Something is very wrong with the bees. Since 2006, the mysterious phenomenon known as colony collapse disorder has wiped out countless honeybee colonies throughout Europe and North America, and nobody knows why. But a weird parasite may hold the answer.

Honeybees are a natural target of a parasitic fly species called Apocephalus borealis. These tiny insects actually deposit their eggs in the bee’s abdomen, and after seven days the newly hatched larvae push their way out of the bee through the space between the bee’s head and thorax. This, of course, kills the bees.

It’s what happens between those two events that is capturing the attention of scientists. The bees, seemingly aware in some way of their impending doom, abandon their colony and fly around aimlessly, spending most of their time buzzing around the nearest bright lights. Researchers at San Francisco State who have observed this phenomenon say the bees simply walked around aimlessly, as though the parasites inside them had transformed them into the bee equivalent of zombies.

According to researcher Andrew Core, that connection became particularly strong as the parasitized bees tried desperately to keep moving. Like a normal bee at the point of death, these bees would sit in one place and curl up in a ball. But the zombie bees kept trying to move despite their deathlike pose, repeatedly stretching out their legs and trying to stand up before falling down once again.

In previous work, Cornell University biologist Thomas Seeley clarified how scout bees in a honeybee swarm perform “waggle dances” to prompt other scout bees to inspect a promising site that has been found.

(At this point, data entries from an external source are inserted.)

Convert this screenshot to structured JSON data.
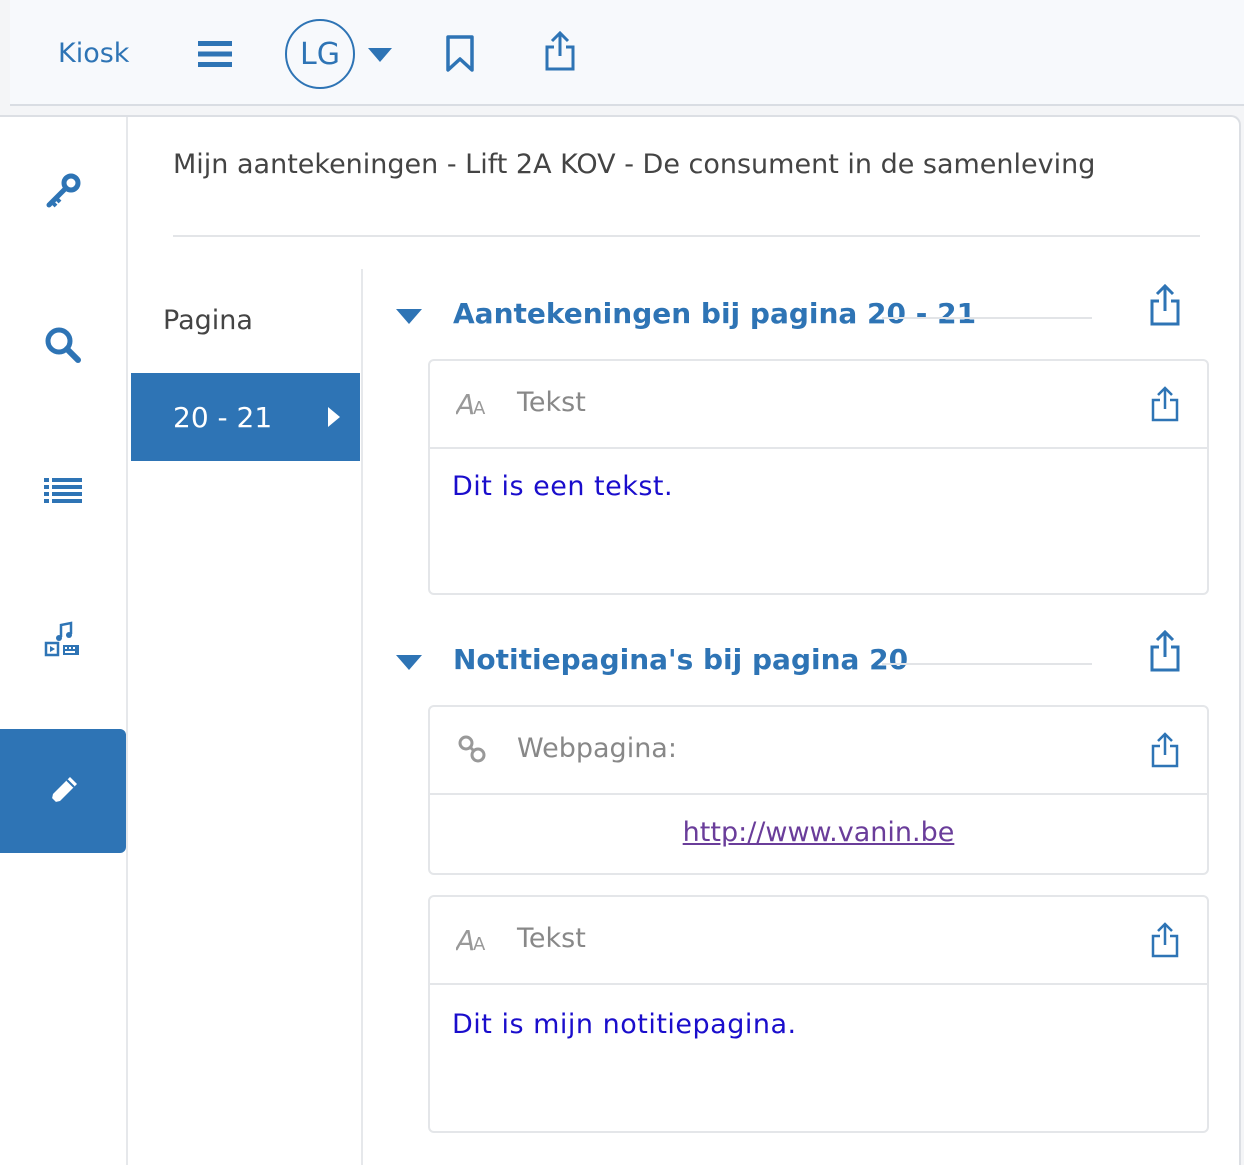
{
  "toolbar": {
    "kiosk_label": "Kiosk",
    "avatar_initials": "LG"
  },
  "panel": {
    "title": "Mijn aantekeningen - Lift 2A KOV - De consument in de samenleving"
  },
  "pages": {
    "header": "Pagina",
    "items": [
      {
        "label": "20 - 21",
        "selected": true
      }
    ]
  },
  "sections": [
    {
      "title": "Aantekeningen bij pagina 20 - 21",
      "cards": [
        {
          "type_label": "Tekst",
          "icon": "text-format-icon",
          "content": "Dit is een tekst."
        }
      ]
    },
    {
      "title": "Notitiepagina's bij pagina 20",
      "cards": [
        {
          "type_label": "Webpagina:",
          "icon": "link-icon",
          "link": "http://www.vanin.be"
        },
        {
          "type_label": "Tekst",
          "icon": "text-format-icon",
          "content": "Dit is mijn notitiepagina."
        }
      ]
    }
  ],
  "colors": {
    "accent": "#2e74b5",
    "note_text": "#1a0dcc",
    "link": "#6a3d9a"
  },
  "sidebar_icons": [
    "key-icon",
    "search-icon",
    "list-icon",
    "media-icon",
    "pencil-icon"
  ]
}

In the new study, Seeley, a professor of neurobiology and behavior, reports with five colleagues in the United States and the United Kingdom that scout bees also use inhibitory “stop signals” – a short buzz delivered with a head butt to the dancer – to inhibit the waggle dances produced by scouts advertising competing sites. The strength of the inhibition produced by each group of scouts is proportional to the group’s size. This inhibitory signaling helps ensure that only one of the sites is chosen. This is especially important for reaching a decision when two sites are equally good, Seeley said.

Previous research has shown that bees use stop signals to warn nest-mates about such dangers as attacks at a food source. However, this is the first study to show the use of stop signals in house-hunting decisions.

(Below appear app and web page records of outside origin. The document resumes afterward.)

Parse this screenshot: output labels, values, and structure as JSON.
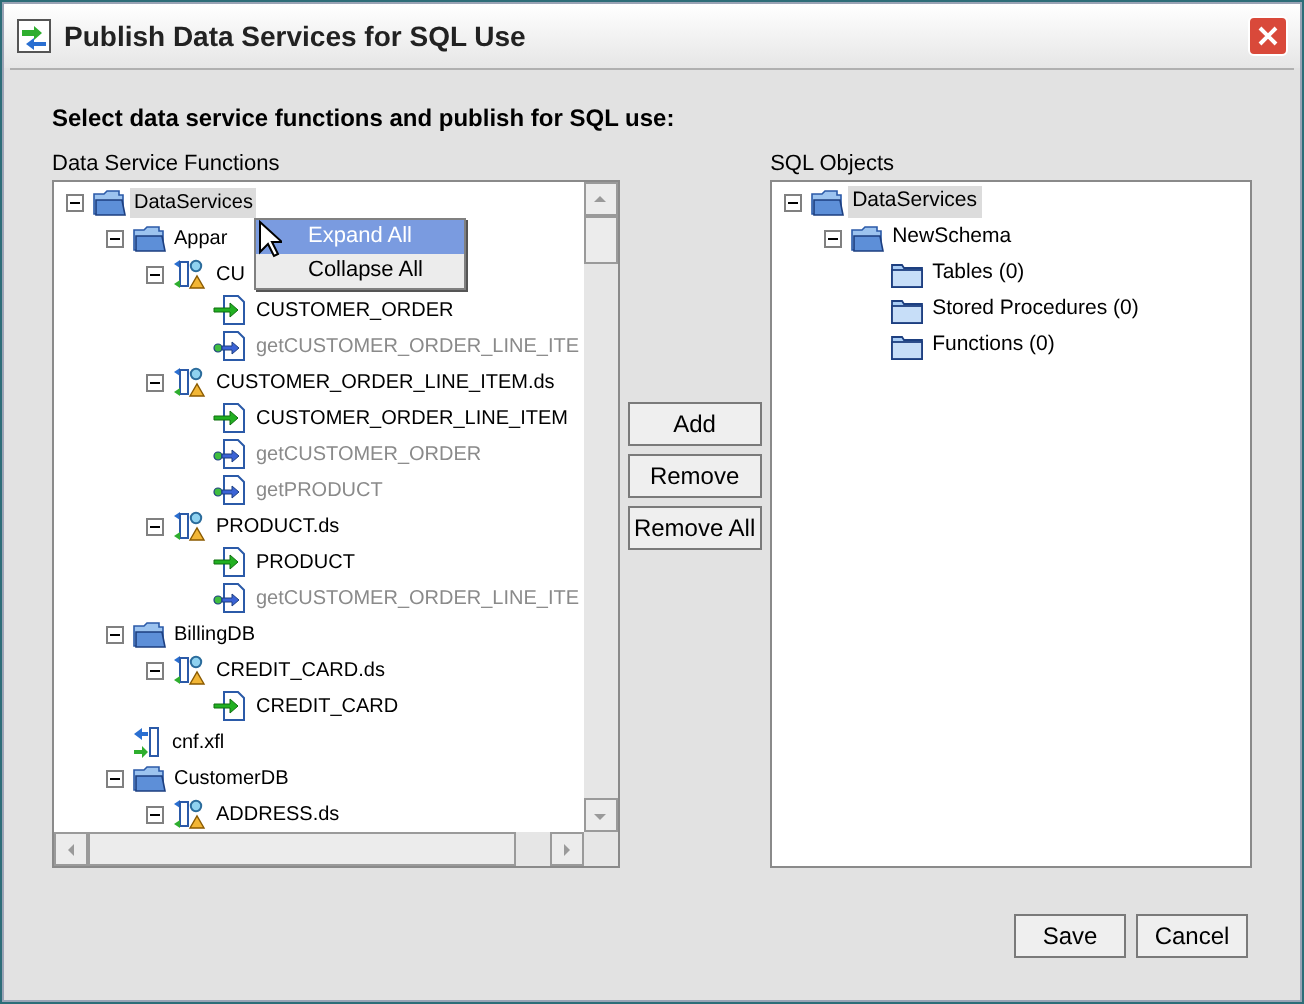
{
  "window": {
    "title": "Publish Data Services for SQL Use"
  },
  "instruction": "Select data service functions and publish for SQL use:",
  "functions_panel": {
    "label": "Data Service Functions",
    "tree": [
      {
        "kind": "schema",
        "label": "DataServices",
        "expanded": true,
        "selected": true,
        "children": [
          {
            "kind": "schema",
            "label": "Appar",
            "expanded": true,
            "selected": false,
            "children": [
              {
                "kind": "dataservice",
                "label": "CU",
                "expanded": true,
                "selected": false,
                "children": [
                  {
                    "kind": "function",
                    "label": "CUSTOMER_ORDER",
                    "disabled": false,
                    "selected": false
                  },
                  {
                    "kind": "procedure",
                    "label": "getCUSTOMER_ORDER_LINE_ITE",
                    "disabled": true,
                    "selected": false
                  }
                ]
              },
              {
                "kind": "dataservice",
                "label": "CUSTOMER_ORDER_LINE_ITEM.ds",
                "expanded": true,
                "selected": false,
                "children": [
                  {
                    "kind": "function",
                    "label": "CUSTOMER_ORDER_LINE_ITEM",
                    "disabled": false,
                    "selected": false
                  },
                  {
                    "kind": "procedure",
                    "label": "getCUSTOMER_ORDER",
                    "disabled": true,
                    "selected": false
                  },
                  {
                    "kind": "procedure",
                    "label": "getPRODUCT",
                    "disabled": true,
                    "selected": false
                  }
                ]
              },
              {
                "kind": "dataservice",
                "label": "PRODUCT.ds",
                "expanded": true,
                "selected": false,
                "children": [
                  {
                    "kind": "function",
                    "label": "PRODUCT",
                    "disabled": false,
                    "selected": false
                  },
                  {
                    "kind": "procedure",
                    "label": "getCUSTOMER_ORDER_LINE_ITE",
                    "disabled": true,
                    "selected": false
                  }
                ]
              }
            ]
          },
          {
            "kind": "schema",
            "label": "BillingDB",
            "expanded": true,
            "selected": false,
            "children": [
              {
                "kind": "dataservice",
                "label": "CREDIT_CARD.ds",
                "expanded": true,
                "selected": false,
                "children": [
                  {
                    "kind": "function",
                    "label": "CREDIT_CARD",
                    "disabled": false,
                    "selected": false
                  }
                ]
              }
            ]
          },
          {
            "kind": "file",
            "label": "cnf.xfl",
            "selected": false
          },
          {
            "kind": "schema",
            "label": "CustomerDB",
            "expanded": true,
            "selected": false,
            "children": [
              {
                "kind": "dataservice",
                "label": "ADDRESS.ds",
                "expanded": true,
                "selected": false
              }
            ]
          }
        ]
      }
    ]
  },
  "context_menu": [
    {
      "label": "Expand All",
      "selected": true
    },
    {
      "label": "Collapse All",
      "selected": false
    }
  ],
  "buttons": [
    "Add",
    "Remove",
    "Remove All"
  ],
  "sql_panel": {
    "label": "SQL Objects",
    "tree": [
      {
        "kind": "schema",
        "label": "DataServices",
        "expanded": true,
        "selected": true,
        "children": [
          {
            "kind": "schema",
            "label": "NewSchema",
            "expanded": true,
            "selected": false,
            "children": [
              {
                "kind": "folder",
                "label": "Tables (0)",
                "selected": false
              },
              {
                "kind": "folder",
                "label": "Stored Procedures (0)",
                "selected": false
              },
              {
                "kind": "folder",
                "label": "Functions (0)",
                "selected": false
              }
            ]
          }
        ]
      }
    ]
  },
  "footer_buttons": [
    "Save",
    "Cancel"
  ]
}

Such use of stop signals in decision making is “analogous to how the nervous system works in complex brains,” said Seeley. “The brain has similar cross inhibitory signaling between neurons in decision-making circuits.”

%d bloggers like this: